## Task objective
The whole of the data, every line, should come back exactly the same.
___
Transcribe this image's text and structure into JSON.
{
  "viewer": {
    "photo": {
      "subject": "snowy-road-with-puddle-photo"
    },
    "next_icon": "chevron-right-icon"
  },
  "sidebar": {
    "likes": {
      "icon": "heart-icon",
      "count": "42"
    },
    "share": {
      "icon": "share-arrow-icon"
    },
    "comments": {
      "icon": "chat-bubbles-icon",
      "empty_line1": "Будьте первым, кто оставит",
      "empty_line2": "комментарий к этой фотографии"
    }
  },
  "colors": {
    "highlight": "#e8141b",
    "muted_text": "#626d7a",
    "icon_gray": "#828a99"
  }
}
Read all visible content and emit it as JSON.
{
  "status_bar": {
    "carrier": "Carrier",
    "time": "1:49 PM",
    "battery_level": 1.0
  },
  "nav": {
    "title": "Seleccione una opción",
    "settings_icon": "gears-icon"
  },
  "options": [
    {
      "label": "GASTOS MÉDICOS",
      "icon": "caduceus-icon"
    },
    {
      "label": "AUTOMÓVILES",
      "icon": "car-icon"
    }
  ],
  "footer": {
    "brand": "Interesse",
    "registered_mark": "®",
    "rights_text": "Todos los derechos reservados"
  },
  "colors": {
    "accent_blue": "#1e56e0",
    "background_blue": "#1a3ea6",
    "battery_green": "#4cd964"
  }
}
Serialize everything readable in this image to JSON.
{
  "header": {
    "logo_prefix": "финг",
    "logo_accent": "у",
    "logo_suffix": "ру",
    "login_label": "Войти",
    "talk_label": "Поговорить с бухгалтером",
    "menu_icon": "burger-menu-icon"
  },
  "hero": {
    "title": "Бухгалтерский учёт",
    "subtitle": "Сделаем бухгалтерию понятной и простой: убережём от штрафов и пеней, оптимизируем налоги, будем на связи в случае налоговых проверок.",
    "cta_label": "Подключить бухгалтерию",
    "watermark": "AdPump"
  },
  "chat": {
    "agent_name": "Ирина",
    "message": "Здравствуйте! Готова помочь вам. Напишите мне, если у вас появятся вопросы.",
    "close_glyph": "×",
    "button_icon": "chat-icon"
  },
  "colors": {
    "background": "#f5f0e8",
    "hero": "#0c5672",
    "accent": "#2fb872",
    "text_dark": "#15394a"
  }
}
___
## Exercise solution
Transcribe this image's text and structure into JSON.
{
  "viewer": {
    "photo": {
      "subject": "snowy-road-with-puddle-photo"
    },
    "next_icon": "chevron-right-icon"
  },
  "sidebar": {
    "likes": {
      "icon": "heart-icon",
      "count": "42"
    },
    "share": {
      "icon": "share-arrow-icon"
    },
    "comments": {
      "icon": "chat-bubbles-icon",
      "empty_line1": "Будьте первым, кто оставит",
      "empty_line2": "комментарий к этой фотографии"
    }
  },
  "colors": {
    "highlight": "#e8141b",
    "muted_text": "#626d7a",
    "icon_gray": "#828a99"
  }
}
Read all visible content and emit it as JSON.
{
  "status_bar": {
    "carrier": "Carrier",
    "time": "1:49 PM",
    "battery_level": 1.0
  },
  "nav": {
    "title": "Seleccione una opción",
    "settings_icon": "gears-icon"
  },
  "options": [
    {
      "label": "GASTOS MÉDICOS",
      "icon": "caduceus-icon"
    },
    {
      "label": "AUTOMÓVILES",
      "icon": "car-icon"
    }
  ],
  "footer": {
    "brand": "Interesse",
    "registered_mark": "®",
    "rights_text": "Todos los derechos reservados"
  },
  "colors": {
    "accent_blue": "#1e56e0",
    "background_blue": "#1a3ea6",
    "battery_green": "#4cd964"
  }
}
Serialize everything readable in this image to JSON.
{
  "header": {
    "logo_prefix": "финг",
    "logo_accent": "у",
    "logo_suffix": "ру",
    "login_label": "Войти",
    "talk_label": "Поговорить с бухгалтером",
    "menu_icon": "burger-menu-icon"
  },
  "hero": {
    "title": "Бухгалтерский учёт",
    "subtitle": "Сделаем бухгалтерию понятной и простой: убережём от штрафов и пеней, оптимизируем налоги, будем на связи в случае налоговых проверок.",
    "cta_label": "Подключить бухгалтерию",
    "watermark": "AdPump"
  },
  "chat": {
    "agent_name": "Ирина",
    "message": "Здравствуйте! Готова помочь вам. Напишите мне, если у вас появятся вопросы.",
    "close_glyph": "×",
    "button_icon": "chat-icon"
  },
  "colors": {
    "background": "#f5f0e8",
    "hero": "#0c5672",
    "accent": "#2fb872",
    "text_dark": "#15394a"
  }
}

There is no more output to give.